■ Task requirements
Reproduce the records below exactly; no pictures.

(Items from an interface collection)
BEGIN

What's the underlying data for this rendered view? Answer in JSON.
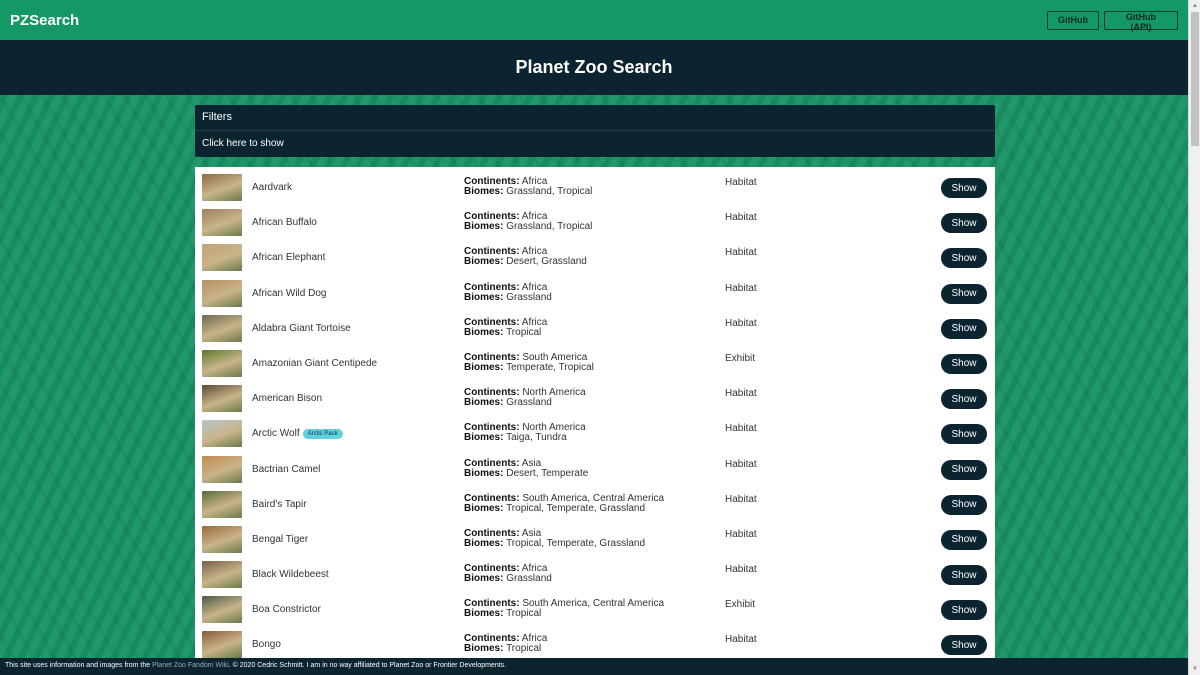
{
  "header": {
    "brand": "PZSearch",
    "github_label": "GitHub",
    "github_api_label": "GitHub (API)"
  },
  "hero": {
    "title": "Planet Zoo Search"
  },
  "filters": {
    "title": "Filters",
    "toggle_label": "Click here to show"
  },
  "labels": {
    "continents": "Continents:",
    "biomes": "Biomes:",
    "show": "Show"
  },
  "animals": [
    {
      "name": "Aardvark",
      "badge": "",
      "continents": "Africa",
      "biomes": "Grassland, Tropical",
      "type": "Habitat",
      "thumb_color": "#8a6a4a"
    },
    {
      "name": "African Buffalo",
      "badge": "",
      "continents": "Africa",
      "biomes": "Grassland, Tropical",
      "type": "Habitat",
      "thumb_color": "#a08060"
    },
    {
      "name": "African Elephant",
      "badge": "",
      "continents": "Africa",
      "biomes": "Desert, Grassland",
      "type": "Habitat",
      "thumb_color": "#c2a27a"
    },
    {
      "name": "African Wild Dog",
      "badge": "",
      "continents": "Africa",
      "biomes": "Grassland",
      "type": "Habitat",
      "thumb_color": "#b89060"
    },
    {
      "name": "Aldabra Giant Tortoise",
      "badge": "",
      "continents": "Africa",
      "biomes": "Tropical",
      "type": "Habitat",
      "thumb_color": "#6a6a55"
    },
    {
      "name": "Amazonian Giant Centipede",
      "badge": "",
      "continents": "South America",
      "biomes": "Temperate, Tropical",
      "type": "Exhibit",
      "thumb_color": "#5a7a2a"
    },
    {
      "name": "American Bison",
      "badge": "",
      "continents": "North America",
      "biomes": "Grassland",
      "type": "Habitat",
      "thumb_color": "#5a4a35"
    },
    {
      "name": "Arctic Wolf",
      "badge": "Arctic Pack",
      "continents": "North America",
      "biomes": "Taiga, Tundra",
      "type": "Habitat",
      "thumb_color": "#b8c4cc"
    },
    {
      "name": "Bactrian Camel",
      "badge": "",
      "continents": "Asia",
      "biomes": "Desert, Temperate",
      "type": "Habitat",
      "thumb_color": "#c28a50"
    },
    {
      "name": "Baird's Tapir",
      "badge": "",
      "continents": "South America, Central America",
      "biomes": "Tropical, Temperate, Grassland",
      "type": "Habitat",
      "thumb_color": "#5a6a3a"
    },
    {
      "name": "Bengal Tiger",
      "badge": "",
      "continents": "Asia",
      "biomes": "Tropical, Temperate, Grassland",
      "type": "Habitat",
      "thumb_color": "#9a6a3a"
    },
    {
      "name": "Black Wildebeest",
      "badge": "",
      "continents": "Africa",
      "biomes": "Grassland",
      "type": "Habitat",
      "thumb_color": "#7a6048"
    },
    {
      "name": "Boa Constrictor",
      "badge": "",
      "continents": "South America, Central America",
      "biomes": "Tropical",
      "type": "Exhibit",
      "thumb_color": "#4a5a4a"
    },
    {
      "name": "Bongo",
      "badge": "",
      "continents": "Africa",
      "biomes": "Tropical",
      "type": "Habitat",
      "thumb_color": "#8a5a3a"
    }
  ],
  "footer": {
    "text_before": "This site uses information and images from the ",
    "link_text": "Planet Zoo Fandom Wiki",
    "text_after": ".  © 2020 Cedric Schmitt.  I am in no way affiliated to Planet Zoo or Frontier Developments."
  }
}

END

■ Completed exercise
What's the underlying data for this rendered view? Answer in JSON.
{
  "header": {
    "brand": "PZSearch",
    "github_label": "GitHub",
    "github_api_label": "GitHub (API)"
  },
  "hero": {
    "title": "Planet Zoo Search"
  },
  "filters": {
    "title": "Filters",
    "toggle_label": "Click here to show"
  },
  "labels": {
    "continents": "Continents:",
    "biomes": "Biomes:",
    "show": "Show"
  },
  "animals": [
    {
      "name": "Aardvark",
      "badge": "",
      "continents": "Africa",
      "biomes": "Grassland, Tropical",
      "type": "Habitat",
      "thumb_color": "#8a6a4a"
    },
    {
      "name": "African Buffalo",
      "badge": "",
      "continents": "Africa",
      "biomes": "Grassland, Tropical",
      "type": "Habitat",
      "thumb_color": "#a08060"
    },
    {
      "name": "African Elephant",
      "badge": "",
      "continents": "Africa",
      "biomes": "Desert, Grassland",
      "type": "Habitat",
      "thumb_color": "#c2a27a"
    },
    {
      "name": "African Wild Dog",
      "badge": "",
      "continents": "Africa",
      "biomes": "Grassland",
      "type": "Habitat",
      "thumb_color": "#b89060"
    },
    {
      "name": "Aldabra Giant Tortoise",
      "badge": "",
      "continents": "Africa",
      "biomes": "Tropical",
      "type": "Habitat",
      "thumb_color": "#6a6a55"
    },
    {
      "name": "Amazonian Giant Centipede",
      "badge": "",
      "continents": "South America",
      "biomes": "Temperate, Tropical",
      "type": "Exhibit",
      "thumb_color": "#5a7a2a"
    },
    {
      "name": "American Bison",
      "badge": "",
      "continents": "North America",
      "biomes": "Grassland",
      "type": "Habitat",
      "thumb_color": "#5a4a35"
    },
    {
      "name": "Arctic Wolf",
      "badge": "Arctic Pack",
      "continents": "North America",
      "biomes": "Taiga, Tundra",
      "type": "Habitat",
      "thumb_color": "#b8c4cc"
    },
    {
      "name": "Bactrian Camel",
      "badge": "",
      "continents": "Asia",
      "biomes": "Desert, Temperate",
      "type": "Habitat",
      "thumb_color": "#c28a50"
    },
    {
      "name": "Baird's Tapir",
      "badge": "",
      "continents": "South America, Central America",
      "biomes": "Tropical, Temperate, Grassland",
      "type": "Habitat",
      "thumb_color": "#5a6a3a"
    },
    {
      "name": "Bengal Tiger",
      "badge": "",
      "continents": "Asia",
      "biomes": "Tropical, Temperate, Grassland",
      "type": "Habitat",
      "thumb_color": "#9a6a3a"
    },
    {
      "name": "Black Wildebeest",
      "badge": "",
      "continents": "Africa",
      "biomes": "Grassland",
      "type": "Habitat",
      "thumb_color": "#7a6048"
    },
    {
      "name": "Boa Constrictor",
      "badge": "",
      "continents": "South America, Central America",
      "biomes": "Tropical",
      "type": "Exhibit",
      "thumb_color": "#4a5a4a"
    },
    {
      "name": "Bongo",
      "badge": "",
      "continents": "Africa",
      "biomes": "Tropical",
      "type": "Habitat",
      "thumb_color": "#8a5a3a"
    }
  ],
  "footer": {
    "text_before": "This site uses information and images from the ",
    "link_text": "Planet Zoo Fandom Wiki",
    "text_after": ".  © 2020 Cedric Schmitt.  I am in no way affiliated to Planet Zoo or Frontier Developments."
  }
}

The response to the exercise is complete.